Here is Harvard’s two-pronged proposal:
1. Lose weight (provided you have kilos to shed!)
“Being overweight raises your risk of developing osteoarthritis in a weight-bearing joint like the knee – and even in the hand,” the researchers suggest. Some studies posit weight may exacerbate the inflammatory factors that lead to joint pain. The report cites one study that examined osteoarthritis sufferers: when younger overweight women dropped five kilos from their weight, their osteoarthritis risk fell by 50 per cent!
2. Strengthen your quads
Each time you take a step, you’re placing enormous pressure on your knees. In fact, just walking on level ground transfers 1.5 times your body weight to your knee joint; while walking up steps delivers two to three times your body weight to your knee. And when you squat or kneel down to tie up your shoe lace, your knees cop four to five times your body weight.
“Fortunately, strengthening your quadriceps changes the equation,” says the report—and the same goes for losing weight. Try low impact resistance machines at your local gym, as well as activities like walking, swimming, running and cycling.
Natural therapies to relieve osteoarthritis-induced joint pain.

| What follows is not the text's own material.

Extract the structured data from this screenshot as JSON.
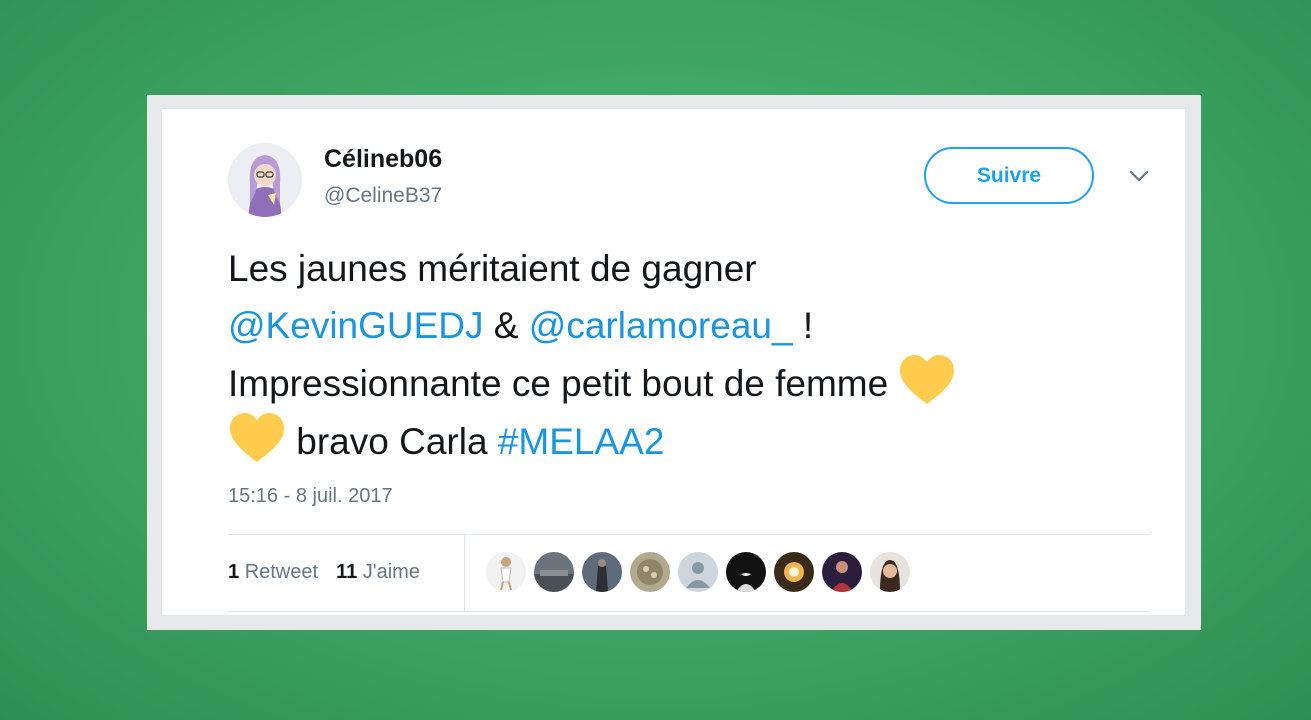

According to Russell Setright, author of The A-Z Get Well Encyclopaedia of Natural Medicine For the Whole Family, glucosamine can both slow down the progression of the disease, while also easing pain. This nutrient may work by stimulating the synthesis of new cartilage and keeping cartilage-busting enzymes at bay. In treating osteoarthritis, he says the following supplements produce good results (when taken in unison): fish oil, celery, vitamin B5 and glucosamine sulfate. See your healthcare professional or naturopath for a more individualised prescription.
References available on request